What Is a Book Trailer?
A book trailer is just like a movie trailer … except it’s promoting a book. Of course, from the production end, they’re far from the same thing. A movie trailer is simply snippets from the movie. A book trailer needs to be made specifically for this purpose. Some authors choose to have actors hired to play the characters in the trailer. Others just want images/graphics/text. Some go with a voice-over, too. These short snippets (usually a few minutes long) are used as a “hook” to get people interested in reading a book, much like they’d see a preview in a movie theater and want to go see that movie.
Who Should Get a Book Trailer Made?
In my humble opinion, the people who benefit most from book trailers are those who have written fiction books (I don’t see much benefit from nonfiction) that are dramatic in nature. Writers of suspense, mysteries, sci-fi, romance novels, etc… can get a lot out of a book trailer. Those genres are well-suited for a video that gives people the feel of the book.

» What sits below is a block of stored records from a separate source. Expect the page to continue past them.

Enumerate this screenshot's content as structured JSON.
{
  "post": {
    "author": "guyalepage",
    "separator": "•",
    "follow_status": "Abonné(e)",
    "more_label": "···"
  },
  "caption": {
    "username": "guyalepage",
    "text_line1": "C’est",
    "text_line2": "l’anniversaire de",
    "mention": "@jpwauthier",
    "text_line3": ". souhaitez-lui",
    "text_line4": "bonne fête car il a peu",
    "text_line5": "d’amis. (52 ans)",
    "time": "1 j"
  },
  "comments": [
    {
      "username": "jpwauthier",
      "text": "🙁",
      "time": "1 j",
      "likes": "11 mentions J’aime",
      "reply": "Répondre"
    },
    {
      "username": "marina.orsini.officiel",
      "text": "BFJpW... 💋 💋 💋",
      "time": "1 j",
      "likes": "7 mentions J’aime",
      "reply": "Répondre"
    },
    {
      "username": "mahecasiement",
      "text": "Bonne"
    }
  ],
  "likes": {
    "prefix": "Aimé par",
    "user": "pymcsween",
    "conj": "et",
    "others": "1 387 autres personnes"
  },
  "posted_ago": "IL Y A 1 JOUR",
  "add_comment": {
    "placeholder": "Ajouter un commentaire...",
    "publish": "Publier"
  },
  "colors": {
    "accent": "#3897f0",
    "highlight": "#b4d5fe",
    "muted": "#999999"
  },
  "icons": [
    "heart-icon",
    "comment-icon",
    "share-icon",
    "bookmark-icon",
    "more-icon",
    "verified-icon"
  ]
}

How Do You Get People to See Your Book Trailer?
If you choose to have a book trailer made, you’ll obviously want to get as many eyes on it as possible. Include it on your website (it can be embedded and playable right on your homepage), and include links to it on your blog, your Facebook page, your email signature, etc… Also, make sure to upload your book trailer to YouTube. That’s where it’s likely to really go viral. Lastly, make sure to optimize your book trailer — especially on YouTube. By giving it the right name and putting in the right keywords and tags, you can get your trailer to show up when people are searching for those keywords.
Is It Worth the Money?
That’s a question I can’t answer. I would hate to tell any author to invest the funds, and then have it not bring the return they’re looking for. But I encourage you to talk with other authors and see what their experience with book trailers was like. Was it worth it for them? You can start by checking out this conversation on CreateSpace.
How about you? What did you do with your book trailer? If you could do it again, what would you do differently? Please share your thoughts!